[Given entries Boundary: Start]
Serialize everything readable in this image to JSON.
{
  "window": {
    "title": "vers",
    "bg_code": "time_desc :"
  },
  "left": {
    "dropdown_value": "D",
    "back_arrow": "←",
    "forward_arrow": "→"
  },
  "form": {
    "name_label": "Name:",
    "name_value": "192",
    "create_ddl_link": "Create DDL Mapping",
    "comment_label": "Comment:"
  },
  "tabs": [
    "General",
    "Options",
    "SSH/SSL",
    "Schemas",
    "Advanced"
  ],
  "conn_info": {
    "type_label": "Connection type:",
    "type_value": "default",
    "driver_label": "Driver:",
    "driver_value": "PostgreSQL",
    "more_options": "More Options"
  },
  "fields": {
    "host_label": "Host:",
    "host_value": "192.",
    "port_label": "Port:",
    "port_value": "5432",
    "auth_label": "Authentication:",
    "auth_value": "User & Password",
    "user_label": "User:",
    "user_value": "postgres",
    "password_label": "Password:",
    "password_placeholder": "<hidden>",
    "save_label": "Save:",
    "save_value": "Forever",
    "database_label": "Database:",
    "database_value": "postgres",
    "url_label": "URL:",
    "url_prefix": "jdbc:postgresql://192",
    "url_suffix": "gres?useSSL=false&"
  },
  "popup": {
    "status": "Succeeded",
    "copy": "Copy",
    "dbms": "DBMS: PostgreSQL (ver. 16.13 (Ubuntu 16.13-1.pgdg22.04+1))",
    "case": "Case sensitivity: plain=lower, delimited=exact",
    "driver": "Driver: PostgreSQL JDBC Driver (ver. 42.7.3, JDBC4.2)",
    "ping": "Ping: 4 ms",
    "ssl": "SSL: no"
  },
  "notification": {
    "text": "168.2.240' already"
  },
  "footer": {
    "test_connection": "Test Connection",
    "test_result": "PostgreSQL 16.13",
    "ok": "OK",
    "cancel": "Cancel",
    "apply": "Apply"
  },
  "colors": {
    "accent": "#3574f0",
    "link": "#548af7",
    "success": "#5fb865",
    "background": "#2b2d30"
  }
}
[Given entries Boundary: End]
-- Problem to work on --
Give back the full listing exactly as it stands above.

-- Your response --
Serialize everything readable in this image to JSON.
{
  "window": {
    "title": "vers",
    "bg_code": "time_desc :"
  },
  "left": {
    "dropdown_value": "D",
    "back_arrow": "←",
    "forward_arrow": "→"
  },
  "form": {
    "name_label": "Name:",
    "name_value": "192",
    "create_ddl_link": "Create DDL Mapping",
    "comment_label": "Comment:"
  },
  "tabs": [
    "General",
    "Options",
    "SSH/SSL",
    "Schemas",
    "Advanced"
  ],
  "conn_info": {
    "type_label": "Connection type:",
    "type_value": "default",
    "driver_label": "Driver:",
    "driver_value": "PostgreSQL",
    "more_options": "More Options"
  },
  "fields": {
    "host_label": "Host:",
    "host_value": "192.",
    "port_label": "Port:",
    "port_value": "5432",
    "auth_label": "Authentication:",
    "auth_value": "User & Password",
    "user_label": "User:",
    "user_value": "postgres",
    "password_label": "Password:",
    "password_placeholder": "<hidden>",
    "save_label": "Save:",
    "save_value": "Forever",
    "database_label": "Database:",
    "database_value": "postgres",
    "url_label": "URL:",
    "url_prefix": "jdbc:postgresql://192",
    "url_suffix": "gres?useSSL=false&"
  },
  "popup": {
    "status": "Succeeded",
    "copy": "Copy",
    "dbms": "DBMS: PostgreSQL (ver. 16.13 (Ubuntu 16.13-1.pgdg22.04+1))",
    "case": "Case sensitivity: plain=lower, delimited=exact",
    "driver": "Driver: PostgreSQL JDBC Driver (ver. 42.7.3, JDBC4.2)",
    "ping": "Ping: 4 ms",
    "ssl": "SSL: no"
  },
  "notification": {
    "text": "168.2.240' already"
  },
  "footer": {
    "test_connection": "Test Connection",
    "test_result": "PostgreSQL 16.13",
    "ok": "OK",
    "cancel": "Cancel",
    "apply": "Apply"
  },
  "colors": {
    "accent": "#3574f0",
    "link": "#548af7",
    "success": "#5fb865",
    "background": "#2b2d30"
  }
}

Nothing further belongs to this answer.